== What you need to do ==
Could you set down the records below exactly as they are, with no pictures?

== Interface dataset entries ==
+++

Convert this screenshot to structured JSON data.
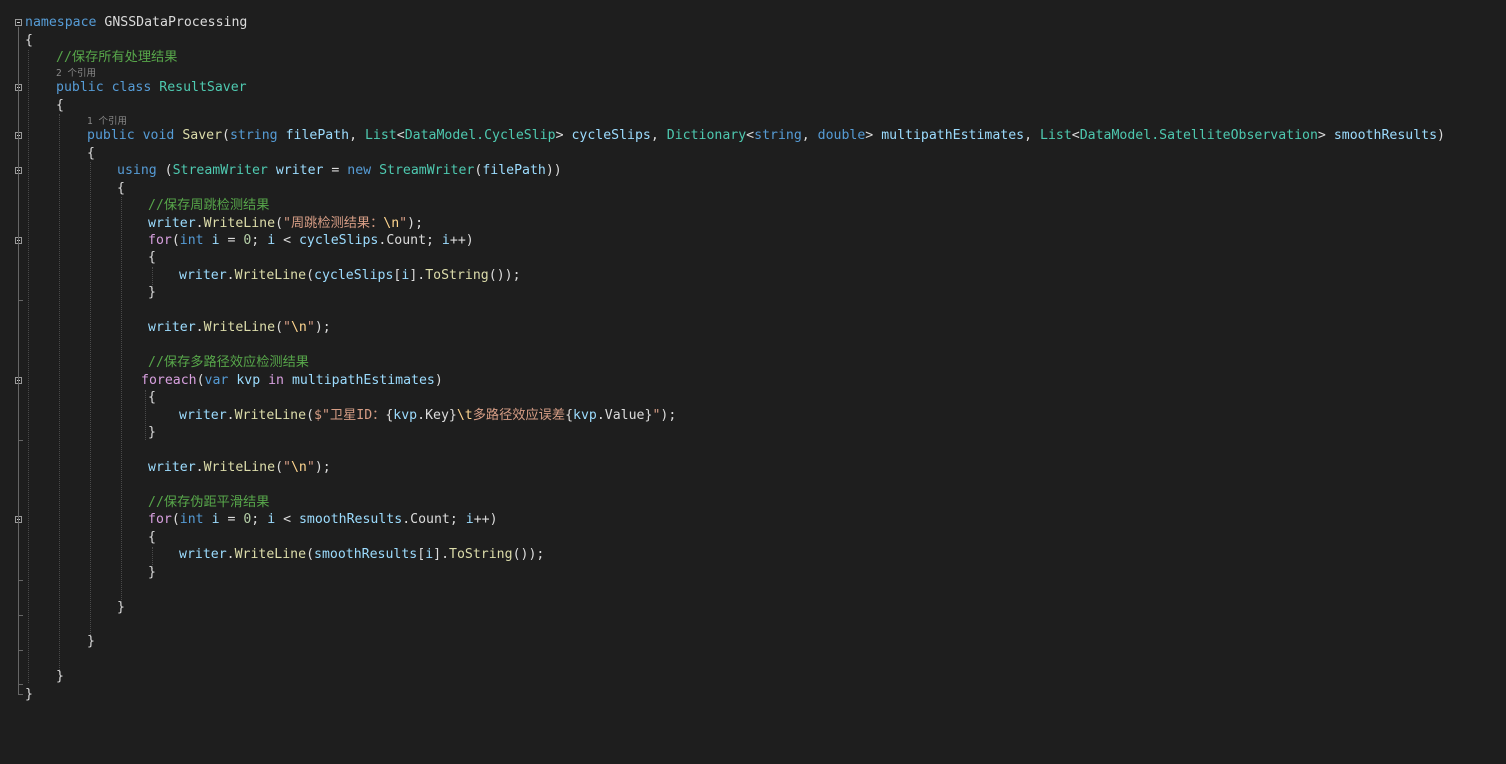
{
  "editor": {
    "lines": {
      "l1": {
        "kw": "namespace",
        "name": "GNSSDataProcessing"
      },
      "l2": "{",
      "l3": "//保存所有处理结果",
      "l4": "2 个引用",
      "l5": {
        "kw1": "public",
        "kw2": "class",
        "name": "ResultSaver"
      },
      "l6": "{",
      "l7": "1 个引用",
      "l8": {
        "kw1": "public",
        "kw2": "void",
        "fn": "Saver",
        "open": "(",
        "t1": "string",
        "p1": "filePath",
        "c1": ", ",
        "t2": "List",
        "lt2": "<",
        "t2a": "DataModel.CycleSlip",
        "gt2": ">",
        "p2": "cycleSlips",
        "c2": ", ",
        "t3": "Dictionary",
        "lt3": "<",
        "t3a": "string",
        "c3a": ", ",
        "t3b": "double",
        "gt3": ">",
        "p3": "multipathEstimates",
        "c3": ", ",
        "t4": "List",
        "lt4": "<",
        "t4a": "DataModel.SatelliteObservation",
        "gt4": ">",
        "p4": "smoothResults",
        "close": ")"
      },
      "l9": "{",
      "l10": {
        "kw": "using",
        "open": " (",
        "ty": "StreamWriter",
        "var": "writer",
        "eq": " = ",
        "kw2": "new",
        "ty2": "StreamWriter",
        "open2": "(",
        "arg": "filePath",
        "close": "))"
      },
      "l11": "{",
      "l12": "//保存周跳检测结果",
      "l13": {
        "obj": "writer",
        "dot": ".",
        "fn": "WriteLine",
        "open": "(",
        "str": "\"周跳检测结果：",
        "esc": "\\n",
        "strEnd": "\"",
        "close": ");"
      },
      "l14": {
        "kw": "for",
        "open": "(",
        "kw2": "int",
        "v1": "i",
        "a1": " = ",
        "n": "0",
        "a2": "; ",
        "v2": "i",
        "a3": " < ",
        "obj": "cycleSlips",
        "dot": ".",
        "prop": "Count",
        "a4": "; ",
        "v3": "i",
        "close": "++)"
      },
      "l15": "{",
      "l16": {
        "obj": "writer",
        "dot": ".",
        "fn": "WriteLine",
        "open": "(",
        "arg": "cycleSlips",
        "br": "[",
        "idx": "i",
        "br2": "].",
        "fn2": "ToString",
        "close": "());"
      },
      "l17": "}",
      "l18": {
        "obj": "writer",
        "dot": ".",
        "fn": "WriteLine",
        "open": "(",
        "str": "\"",
        "esc": "\\n",
        "strEnd": "\"",
        "close": ");"
      },
      "l19": "//保存多路径效应检测结果",
      "l20": {
        "kw": "foreach",
        "open": "(",
        "kw2": "var",
        "v": "kvp",
        "kw3": "in",
        "arg": "multipathEstimates",
        "close": ")"
      },
      "l21": "{",
      "l22": {
        "obj": "writer",
        "dot": ".",
        "fn": "WriteLine",
        "open": "(",
        "s1": "$\"卫星ID：",
        "b1": "{",
        "v1": "kvp",
        "d1": ".",
        "p1": "Key",
        "b2": "}",
        "esc": "\\t",
        "s2": "多路径效应误差",
        "b3": "{",
        "v2": "kvp",
        "d2": ".",
        "p2": "Value",
        "b4": "}",
        "s3": "\"",
        "close": ");"
      },
      "l23": "}",
      "l24": {
        "obj": "writer",
        "dot": ".",
        "fn": "WriteLine",
        "open": "(",
        "str": "\"",
        "esc": "\\n",
        "strEnd": "\"",
        "close": ");"
      },
      "l25": "//保存伪距平滑结果",
      "l26": {
        "kw": "for",
        "open": "(",
        "kw2": "int",
        "v1": "i",
        "a1": " = ",
        "n": "0",
        "a2": "; ",
        "v2": "i",
        "a3": " < ",
        "obj": "smoothResults",
        "dot": ".",
        "prop": "Count",
        "a4": "; ",
        "v3": "i",
        "close": "++)"
      },
      "l27": "{",
      "l28": {
        "obj": "writer",
        "dot": ".",
        "fn": "WriteLine",
        "open": "(",
        "arg": "smoothResults",
        "br": "[",
        "idx": "i",
        "br2": "].",
        "fn2": "ToString",
        "close": "());"
      },
      "l29": "}",
      "l30": "}",
      "l31": "}",
      "l32": "}",
      "l33": "}"
    },
    "colors": {
      "background": "#1e1e1e",
      "keyword": "#569cd6",
      "control": "#d8a0df",
      "type": "#4ec9b0",
      "function": "#dcdcaa",
      "variable": "#9cdcfe",
      "string": "#d69d85",
      "comment": "#57a64a",
      "number": "#b5cea8"
    }
  }
}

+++

== Expected output ==
Convert this screenshot to structured JSON data.
{
  "editor": {
    "lines": {
      "l1": {
        "kw": "namespace",
        "name": "GNSSDataProcessing"
      },
      "l2": "{",
      "l3": "//保存所有处理结果",
      "l4": "2 个引用",
      "l5": {
        "kw1": "public",
        "kw2": "class",
        "name": "ResultSaver"
      },
      "l6": "{",
      "l7": "1 个引用",
      "l8": {
        "kw1": "public",
        "kw2": "void",
        "fn": "Saver",
        "open": "(",
        "t1": "string",
        "p1": "filePath",
        "c1": ", ",
        "t2": "List",
        "lt2": "<",
        "t2a": "DataModel.CycleSlip",
        "gt2": ">",
        "p2": "cycleSlips",
        "c2": ", ",
        "t3": "Dictionary",
        "lt3": "<",
        "t3a": "string",
        "c3a": ", ",
        "t3b": "double",
        "gt3": ">",
        "p3": "multipathEstimates",
        "c3": ", ",
        "t4": "List",
        "lt4": "<",
        "t4a": "DataModel.SatelliteObservation",
        "gt4": ">",
        "p4": "smoothResults",
        "close": ")"
      },
      "l9": "{",
      "l10": {
        "kw": "using",
        "open": " (",
        "ty": "StreamWriter",
        "var": "writer",
        "eq": " = ",
        "kw2": "new",
        "ty2": "StreamWriter",
        "open2": "(",
        "arg": "filePath",
        "close": "))"
      },
      "l11": "{",
      "l12": "//保存周跳检测结果",
      "l13": {
        "obj": "writer",
        "dot": ".",
        "fn": "WriteLine",
        "open": "(",
        "str": "\"周跳检测结果：",
        "esc": "\\n",
        "strEnd": "\"",
        "close": ");"
      },
      "l14": {
        "kw": "for",
        "open": "(",
        "kw2": "int",
        "v1": "i",
        "a1": " = ",
        "n": "0",
        "a2": "; ",
        "v2": "i",
        "a3": " < ",
        "obj": "cycleSlips",
        "dot": ".",
        "prop": "Count",
        "a4": "; ",
        "v3": "i",
        "close": "++)"
      },
      "l15": "{",
      "l16": {
        "obj": "writer",
        "dot": ".",
        "fn": "WriteLine",
        "open": "(",
        "arg": "cycleSlips",
        "br": "[",
        "idx": "i",
        "br2": "].",
        "fn2": "ToString",
        "close": "());"
      },
      "l17": "}",
      "l18": {
        "obj": "writer",
        "dot": ".",
        "fn": "WriteLine",
        "open": "(",
        "str": "\"",
        "esc": "\\n",
        "strEnd": "\"",
        "close": ");"
      },
      "l19": "//保存多路径效应检测结果",
      "l20": {
        "kw": "foreach",
        "open": "(",
        "kw2": "var",
        "v": "kvp",
        "kw3": "in",
        "arg": "multipathEstimates",
        "close": ")"
      },
      "l21": "{",
      "l22": {
        "obj": "writer",
        "dot": ".",
        "fn": "WriteLine",
        "open": "(",
        "s1": "$\"卫星ID：",
        "b1": "{",
        "v1": "kvp",
        "d1": ".",
        "p1": "Key",
        "b2": "}",
        "esc": "\\t",
        "s2": "多路径效应误差",
        "b3": "{",
        "v2": "kvp",
        "d2": ".",
        "p2": "Value",
        "b4": "}",
        "s3": "\"",
        "close": ");"
      },
      "l23": "}",
      "l24": {
        "obj": "writer",
        "dot": ".",
        "fn": "WriteLine",
        "open": "(",
        "str": "\"",
        "esc": "\\n",
        "strEnd": "\"",
        "close": ");"
      },
      "l25": "//保存伪距平滑结果",
      "l26": {
        "kw": "for",
        "open": "(",
        "kw2": "int",
        "v1": "i",
        "a1": " = ",
        "n": "0",
        "a2": "; ",
        "v2": "i",
        "a3": " < ",
        "obj": "smoothResults",
        "dot": ".",
        "prop": "Count",
        "a4": "; ",
        "v3": "i",
        "close": "++)"
      },
      "l27": "{",
      "l28": {
        "obj": "writer",
        "dot": ".",
        "fn": "WriteLine",
        "open": "(",
        "arg": "smoothResults",
        "br": "[",
        "idx": "i",
        "br2": "].",
        "fn2": "ToString",
        "close": "());"
      },
      "l29": "}",
      "l30": "}",
      "l31": "}",
      "l32": "}",
      "l33": "}"
    },
    "colors": {
      "background": "#1e1e1e",
      "keyword": "#569cd6",
      "control": "#d8a0df",
      "type": "#4ec9b0",
      "function": "#dcdcaa",
      "variable": "#9cdcfe",
      "string": "#d69d85",
      "comment": "#57a64a",
      "number": "#b5cea8"
    }
  }
}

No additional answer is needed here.